The vilest deeds like poison weeds
Bloom well in prison air:
It is only what is good in man
That wastes and withers there.
--Oscar Wilde, The ballad of Reading Gaol
Some violent criminals are more desirable than others. Colorado residents take pride in the fact that although home to Supermax, its residents are, by and large, the kinds of prisoners any state would be proud to claim as residents.
Supermax is a maximum-security prison of the very best sort. It was built in 1994 at a cost of $60 million and in 2007 had a staff of 347 people and more than 400 inmates. Inmates live in cells that range in size from 77 to 87 square feet. Its construction was inspired after two guards were murdered in one day in the federal prison in Marion, Ill, a prison that was conceived as the successor to the then closed Alcatraz. Following their murder federal officials concluded that what was needed was a REALLY secure prison where prisoners would be unable to murder their minders.
Prisoners in Supermax are locked in their cells 23 hours a day in isolation and permanent lockdown. In a 78 cell "control unit" where the worst of the worst are sent, inmates are prohibited from having any contact with the outside world.
The list of prisoners who have been or are presently at Supermax is quite distinguished as prison rosters go. It includes Theodore Kaczynski, the famous "Unabomber," Harvard class of 1962 from where he went on to earn his PhD. at the University of Michigan following which he became an assistant professor at the University of California, Berkeley when only 25 years old. He left there after two years, eventually moving to a cabin in Montana slightly larger than the cell in which he now resides from which he sent out 16 bombs to people and entities against whom he had grudges, killing 3 people and injuring 23. Arrested in 1996 he is now a permanent resident of Supermax.
Although Mr. Kaczynski is the most distinguished inmate academically, he is not the only prominent resident of Supermax. Richard Reid, the famous if somewhat inept "shoe bomber" who unsuccessfully tried to use a match to ignite a fuse to a bomb protruding from one of his shoes while on a flight over the Atlantic, is another of the residents.

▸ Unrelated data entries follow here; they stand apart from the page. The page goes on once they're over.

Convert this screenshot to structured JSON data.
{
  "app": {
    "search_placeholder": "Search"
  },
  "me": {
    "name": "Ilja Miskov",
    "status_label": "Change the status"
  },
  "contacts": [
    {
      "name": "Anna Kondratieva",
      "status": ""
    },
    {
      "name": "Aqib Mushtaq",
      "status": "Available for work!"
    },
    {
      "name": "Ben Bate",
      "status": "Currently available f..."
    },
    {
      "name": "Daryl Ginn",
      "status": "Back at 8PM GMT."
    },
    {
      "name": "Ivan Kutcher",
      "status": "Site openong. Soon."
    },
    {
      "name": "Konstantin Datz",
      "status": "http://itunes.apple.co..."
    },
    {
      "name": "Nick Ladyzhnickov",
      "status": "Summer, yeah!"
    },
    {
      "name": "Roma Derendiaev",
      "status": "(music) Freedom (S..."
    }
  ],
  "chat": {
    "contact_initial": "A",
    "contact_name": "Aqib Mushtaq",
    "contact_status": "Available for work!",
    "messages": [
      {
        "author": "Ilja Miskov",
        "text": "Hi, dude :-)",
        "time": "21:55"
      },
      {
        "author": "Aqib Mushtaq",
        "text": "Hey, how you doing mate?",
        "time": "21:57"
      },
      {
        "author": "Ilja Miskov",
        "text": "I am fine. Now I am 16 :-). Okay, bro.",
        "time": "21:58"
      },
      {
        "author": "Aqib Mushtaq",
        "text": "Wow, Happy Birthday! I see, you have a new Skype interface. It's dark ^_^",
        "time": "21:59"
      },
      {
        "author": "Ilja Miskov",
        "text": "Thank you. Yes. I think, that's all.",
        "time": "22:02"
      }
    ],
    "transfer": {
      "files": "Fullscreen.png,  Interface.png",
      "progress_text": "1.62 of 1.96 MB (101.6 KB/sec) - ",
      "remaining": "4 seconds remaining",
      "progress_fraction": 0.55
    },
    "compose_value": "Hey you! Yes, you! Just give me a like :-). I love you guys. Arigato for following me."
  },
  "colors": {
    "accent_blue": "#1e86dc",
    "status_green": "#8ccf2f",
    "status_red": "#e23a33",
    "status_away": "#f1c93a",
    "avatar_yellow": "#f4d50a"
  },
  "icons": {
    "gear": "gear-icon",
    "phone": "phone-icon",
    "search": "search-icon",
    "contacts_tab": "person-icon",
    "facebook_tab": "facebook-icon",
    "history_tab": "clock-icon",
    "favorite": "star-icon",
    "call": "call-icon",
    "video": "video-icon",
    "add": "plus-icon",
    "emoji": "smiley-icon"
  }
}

He is at the opposite end of the spectrum intellectually from Mr. Kaczynski.
Between these two men are more than 400 other violent criminals including, Acardo Slimonelli, a professional hit man having more than 30 counts of murder to his credit and Rodney Curtis Hamrick who, while incarcerated at the U.S. Penitentiary in Leavenworth, Kansas managed to construct and mail a letter bomb to the U.S. Court of Appeals for the 4th Circuit.
Now that President Obama has decided to close Guántanamo the question is where will he put the former detainees. One obvious answer is to put them in extant prisons in the United States, if the prisoner being placed is a person whose former activities suggest the need for further incarceration. Inmates of Guántanamo who have done nothing wrong should not be difficult to place. For the violent types, however, some members of the Colorado Legislature have let it be known they would not be welcome at Supermax.

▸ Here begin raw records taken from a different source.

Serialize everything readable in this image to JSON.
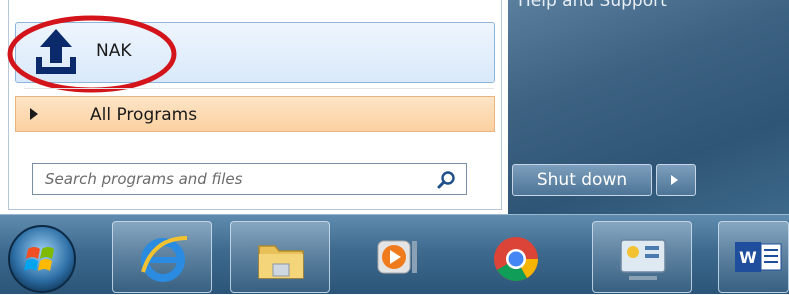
{
  "start_menu": {
    "pinned_item": {
      "label": "NAK",
      "icon": "upload-icon"
    },
    "all_programs": {
      "label": "All Programs",
      "icon": "right-arrow-icon"
    },
    "search": {
      "placeholder": "Search programs and files",
      "icon": "search-icon"
    }
  },
  "right_panel": {
    "help_label": "Help and Support",
    "shutdown_label": "Shut down",
    "shutdown_arrow_icon": "chevron-right-icon"
  },
  "taskbar": {
    "items": [
      {
        "name": "start-orb",
        "icon": "windows-logo-icon"
      },
      {
        "name": "internet-explorer",
        "icon": "ie-icon"
      },
      {
        "name": "file-explorer",
        "icon": "folder-icon"
      },
      {
        "name": "media-player",
        "icon": "media-player-icon"
      },
      {
        "name": "chrome",
        "icon": "chrome-icon"
      },
      {
        "name": "control-panel",
        "icon": "control-panel-icon"
      },
      {
        "name": "word",
        "icon": "word-icon"
      }
    ]
  },
  "colors": {
    "annotation_circle": "#d3141b",
    "hover_blue": "#d9e9fa",
    "all_programs_orange": "#fbd1a1",
    "right_panel_blue": "#3d6282",
    "taskbar_blue": "#3e6a8f"
  }
}
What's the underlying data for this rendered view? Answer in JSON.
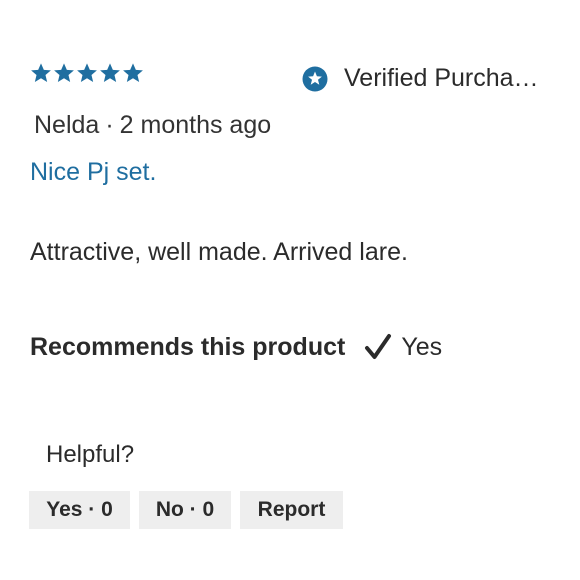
{
  "review": {
    "rating": 5,
    "rating_max": 5,
    "star_color": "#1f6ea0",
    "verified_icon": "star-badge-icon",
    "verified_label": "Verified Purcha…",
    "author": "Nelda",
    "separator": "·",
    "date": "2 months ago",
    "title": "Nice Pj set.",
    "body": "Attractive, well made. Arrived lare.",
    "recommend_label": "Recommends this product",
    "recommend_icon": "checkmark-icon",
    "recommend_value": "Yes"
  },
  "feedback": {
    "prompt": "Helpful?",
    "yes_label": "Yes · 0",
    "no_label": "No · 0",
    "report_label": "Report"
  },
  "colors": {
    "accent": "#1f6ea0",
    "text": "#2b2b2b",
    "button_bg": "#eeeeee"
  }
}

Thirty-four Republicans and 3 Democrats have signed a petition in opposition to polluting the distinguished population now resident at Supermax by introducing unsavory sorts from Guántanamo.

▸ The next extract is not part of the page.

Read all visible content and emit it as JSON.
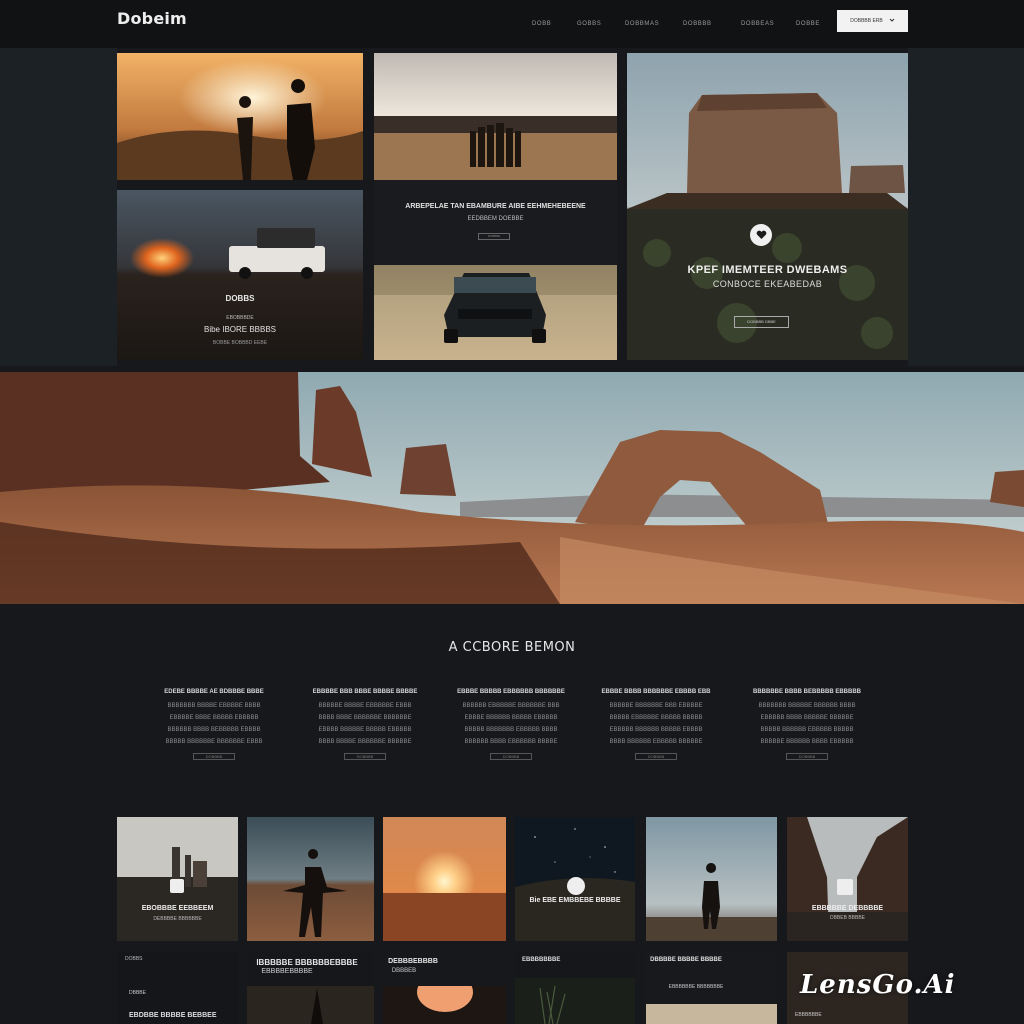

The petition signing was organized by Sen. Ken Kester of Las Animas, Colorado and Representative Cory Gardner from Yuma, Colorado. The first thought the casual observer had was that Messrs. Kester and Gardner did not think it appropriate that Guántanamo inmates should be able to bypass the immigration procedural requirements imposed on all foreigners seeking to take up residence in the United States. That, however, has nothing to do with their concerns.
Although in the 16 years of operation there has never been an escape from Supermax, Messrs. Kester and Gardner and the petition signers believe the possibility of the new residents escaping once introduced into the facility poses an unacceptable threat to people living near the prison. Messrs. Gardner and Kester do not, apparently, think that Mr. Slimonelli with 30 murders to his credit would pose a threat to nearby residents were he to escape. Mr. Kester said: "I think we're putting the people of Colorado in jeopardy because in that prison there's going to be a lot of bad things happen. These are the meanest, worst people in the world. They can do so much damage with a prison." A murderer with a corpse credit of 30 is apparently not someone Mr. Kester would consider one of the "worst people in the world."
Like the petition signers, I hope that the Guántanamo detainees don't end up in Colorado. It would spoil the nice atmosphere that now exists at Supermax to have those kinds of people housed there.